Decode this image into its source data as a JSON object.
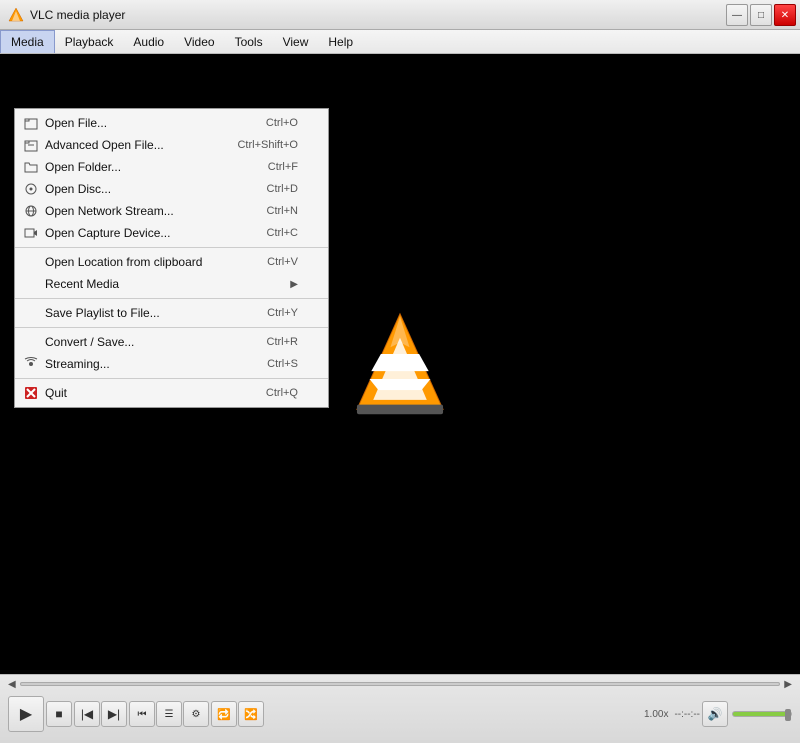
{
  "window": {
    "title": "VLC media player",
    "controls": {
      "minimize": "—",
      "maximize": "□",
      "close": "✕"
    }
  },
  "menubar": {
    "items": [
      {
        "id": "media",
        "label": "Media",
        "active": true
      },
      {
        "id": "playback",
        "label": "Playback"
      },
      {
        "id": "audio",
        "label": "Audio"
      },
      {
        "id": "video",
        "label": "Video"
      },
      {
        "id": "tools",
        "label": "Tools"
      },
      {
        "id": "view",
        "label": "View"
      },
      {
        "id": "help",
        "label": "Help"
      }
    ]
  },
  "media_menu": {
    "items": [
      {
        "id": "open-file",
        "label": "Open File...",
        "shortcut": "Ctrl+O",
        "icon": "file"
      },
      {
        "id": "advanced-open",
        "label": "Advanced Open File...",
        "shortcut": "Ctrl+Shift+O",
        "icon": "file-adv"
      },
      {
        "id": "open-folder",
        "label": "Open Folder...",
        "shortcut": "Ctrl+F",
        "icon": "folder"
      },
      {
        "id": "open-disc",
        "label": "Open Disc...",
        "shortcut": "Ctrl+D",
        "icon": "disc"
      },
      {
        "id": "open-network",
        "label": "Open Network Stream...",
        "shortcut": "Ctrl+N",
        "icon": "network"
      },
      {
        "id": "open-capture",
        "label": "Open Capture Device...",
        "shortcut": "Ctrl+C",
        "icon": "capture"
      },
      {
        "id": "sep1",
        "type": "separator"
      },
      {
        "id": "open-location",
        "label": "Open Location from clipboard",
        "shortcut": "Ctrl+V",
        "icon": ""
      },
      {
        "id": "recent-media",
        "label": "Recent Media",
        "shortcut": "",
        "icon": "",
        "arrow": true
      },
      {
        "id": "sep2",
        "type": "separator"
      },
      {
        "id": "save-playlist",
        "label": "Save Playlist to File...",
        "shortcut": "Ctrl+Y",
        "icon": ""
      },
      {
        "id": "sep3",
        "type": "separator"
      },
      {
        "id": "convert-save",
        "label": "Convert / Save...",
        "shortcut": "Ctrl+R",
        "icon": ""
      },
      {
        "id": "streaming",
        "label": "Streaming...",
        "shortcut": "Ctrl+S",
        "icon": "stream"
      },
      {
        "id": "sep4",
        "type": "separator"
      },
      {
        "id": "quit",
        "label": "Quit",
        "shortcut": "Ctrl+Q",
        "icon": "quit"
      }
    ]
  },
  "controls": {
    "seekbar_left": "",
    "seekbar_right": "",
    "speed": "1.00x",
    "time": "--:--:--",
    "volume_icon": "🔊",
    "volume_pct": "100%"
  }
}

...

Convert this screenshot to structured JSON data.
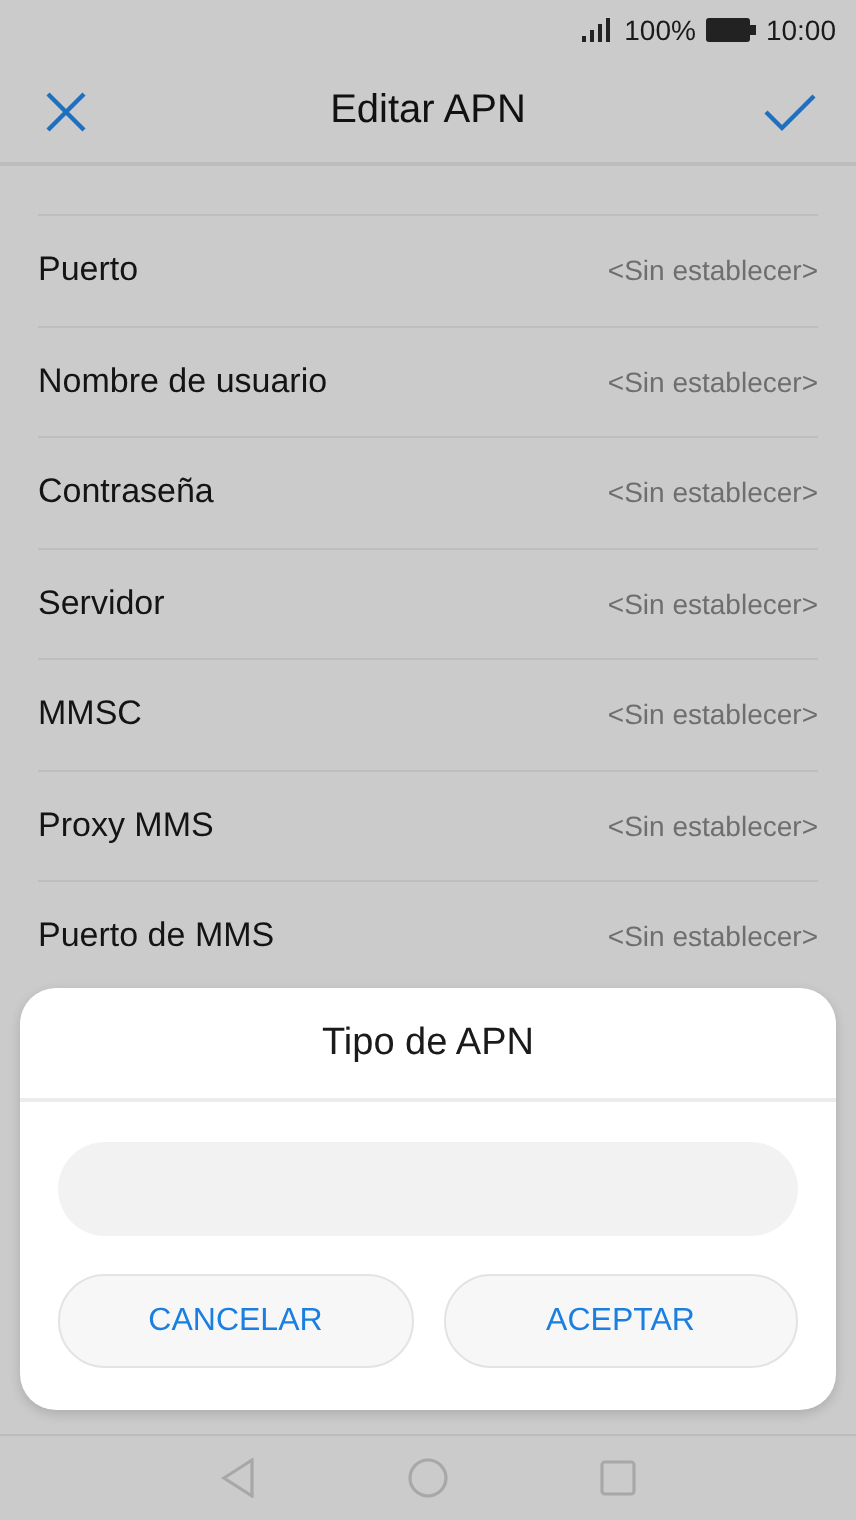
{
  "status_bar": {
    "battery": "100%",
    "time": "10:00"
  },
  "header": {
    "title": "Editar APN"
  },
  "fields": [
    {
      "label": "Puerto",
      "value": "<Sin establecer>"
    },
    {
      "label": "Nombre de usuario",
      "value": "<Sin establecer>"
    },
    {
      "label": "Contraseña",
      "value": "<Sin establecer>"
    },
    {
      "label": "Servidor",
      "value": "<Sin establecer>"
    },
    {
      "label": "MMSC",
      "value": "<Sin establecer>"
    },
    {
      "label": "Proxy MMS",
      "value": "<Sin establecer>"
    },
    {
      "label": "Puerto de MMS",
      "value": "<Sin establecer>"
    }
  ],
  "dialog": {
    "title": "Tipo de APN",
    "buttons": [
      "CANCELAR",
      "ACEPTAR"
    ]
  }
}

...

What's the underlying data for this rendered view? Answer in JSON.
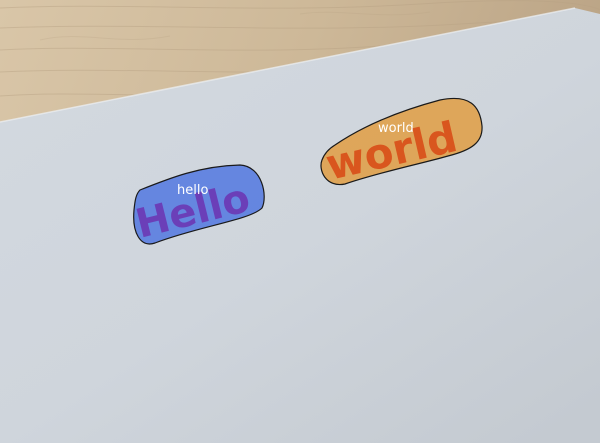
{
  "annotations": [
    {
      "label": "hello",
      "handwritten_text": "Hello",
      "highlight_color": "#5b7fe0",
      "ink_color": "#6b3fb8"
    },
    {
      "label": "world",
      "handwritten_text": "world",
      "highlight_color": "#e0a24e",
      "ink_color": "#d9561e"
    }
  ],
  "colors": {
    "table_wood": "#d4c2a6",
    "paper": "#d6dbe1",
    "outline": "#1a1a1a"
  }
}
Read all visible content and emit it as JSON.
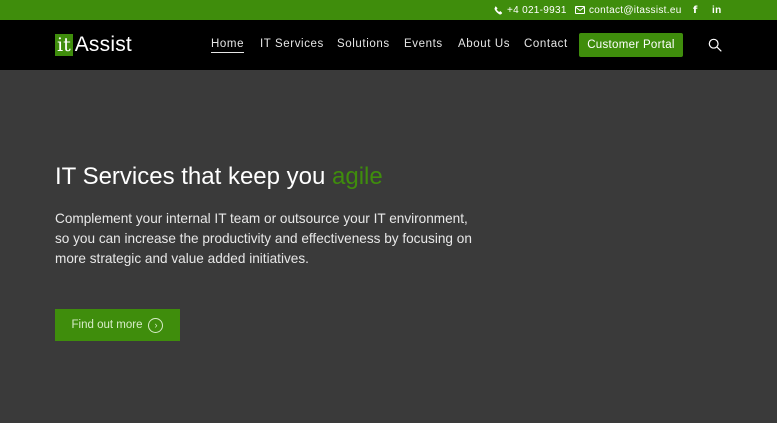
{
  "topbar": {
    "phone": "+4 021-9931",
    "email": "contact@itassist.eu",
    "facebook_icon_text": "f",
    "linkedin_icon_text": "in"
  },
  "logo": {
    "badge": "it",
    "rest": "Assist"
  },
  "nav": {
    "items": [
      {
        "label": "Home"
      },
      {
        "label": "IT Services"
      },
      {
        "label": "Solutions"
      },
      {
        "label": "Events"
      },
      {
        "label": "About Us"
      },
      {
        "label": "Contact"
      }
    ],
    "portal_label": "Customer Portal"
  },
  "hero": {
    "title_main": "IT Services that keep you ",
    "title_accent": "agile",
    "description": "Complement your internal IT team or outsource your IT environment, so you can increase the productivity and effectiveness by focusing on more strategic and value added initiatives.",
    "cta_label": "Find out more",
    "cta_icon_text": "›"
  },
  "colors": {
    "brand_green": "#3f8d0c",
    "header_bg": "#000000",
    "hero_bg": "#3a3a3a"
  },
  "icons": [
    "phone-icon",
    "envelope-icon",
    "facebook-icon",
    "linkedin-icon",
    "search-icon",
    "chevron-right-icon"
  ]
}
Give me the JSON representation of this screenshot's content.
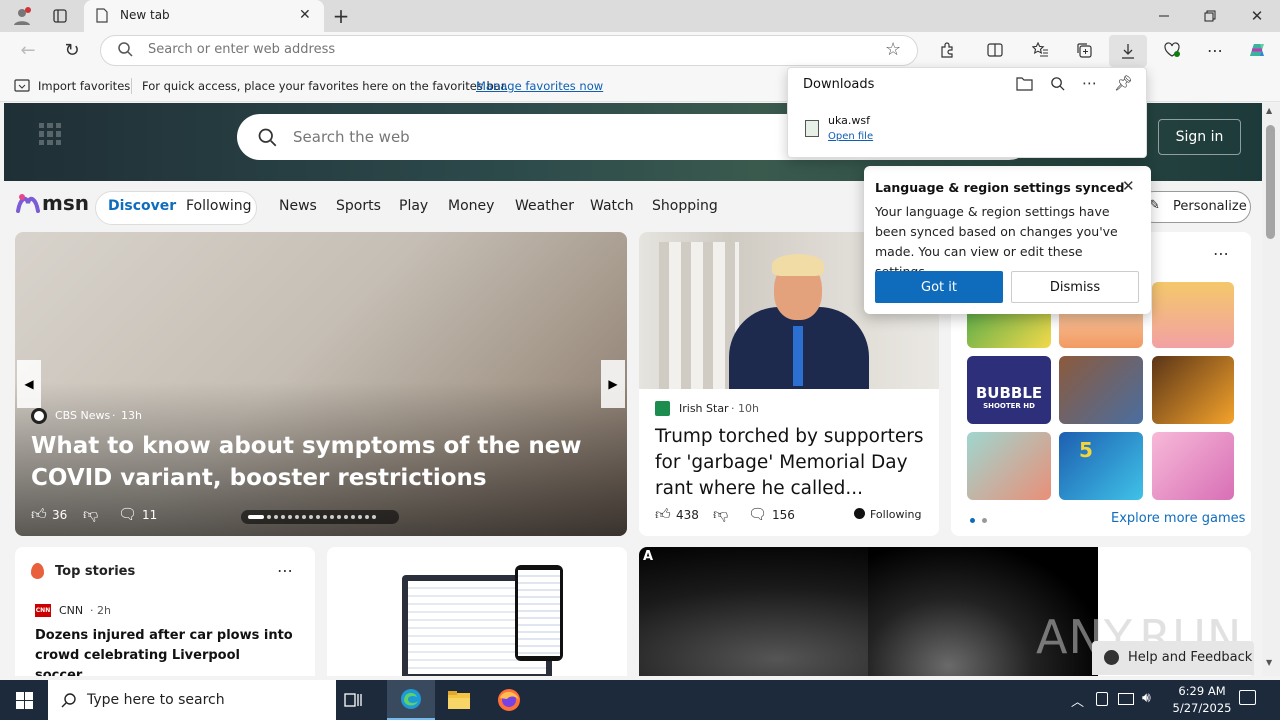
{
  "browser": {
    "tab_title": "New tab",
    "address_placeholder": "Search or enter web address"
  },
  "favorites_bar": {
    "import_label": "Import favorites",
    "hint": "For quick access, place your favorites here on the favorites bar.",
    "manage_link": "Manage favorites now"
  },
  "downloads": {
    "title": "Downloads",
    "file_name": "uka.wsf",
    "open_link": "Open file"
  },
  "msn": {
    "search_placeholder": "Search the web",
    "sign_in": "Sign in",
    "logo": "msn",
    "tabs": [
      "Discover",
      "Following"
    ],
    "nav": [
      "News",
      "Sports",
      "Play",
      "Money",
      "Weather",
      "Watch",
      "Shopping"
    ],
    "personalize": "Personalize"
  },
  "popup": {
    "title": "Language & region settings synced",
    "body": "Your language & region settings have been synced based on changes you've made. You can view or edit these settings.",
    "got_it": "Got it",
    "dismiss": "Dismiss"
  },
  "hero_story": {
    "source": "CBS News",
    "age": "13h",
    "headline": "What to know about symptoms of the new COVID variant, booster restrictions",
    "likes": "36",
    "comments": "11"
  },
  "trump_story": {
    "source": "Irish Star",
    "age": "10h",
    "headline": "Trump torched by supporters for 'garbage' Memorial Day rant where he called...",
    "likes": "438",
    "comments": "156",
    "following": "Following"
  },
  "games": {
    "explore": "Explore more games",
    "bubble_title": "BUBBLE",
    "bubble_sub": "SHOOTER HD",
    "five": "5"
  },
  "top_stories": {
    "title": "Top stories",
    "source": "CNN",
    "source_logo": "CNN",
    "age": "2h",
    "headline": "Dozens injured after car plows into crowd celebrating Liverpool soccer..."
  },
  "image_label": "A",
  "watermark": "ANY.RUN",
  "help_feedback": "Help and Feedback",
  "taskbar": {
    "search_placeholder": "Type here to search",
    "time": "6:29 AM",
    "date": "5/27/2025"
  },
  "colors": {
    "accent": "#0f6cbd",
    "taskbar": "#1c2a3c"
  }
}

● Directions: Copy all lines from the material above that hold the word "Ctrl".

● Your solution:
        "shortcut": "Ctrl+O",
        "shortcut": "Ctrl+Shift+O",
        "shortcut": "Ctrl+F",
        "shortcut": "Ctrl+D",
        "shortcut": "Ctrl+N",
        "shortcut": "Ctrl+C",
        "shortcut": "Ctrl+V",
        "shortcut": "Ctrl+Y",
        "shortcut": "Ctrl+R",
        "shortcut": "Ctrl+S",
        "shortcut": "Ctrl+Q",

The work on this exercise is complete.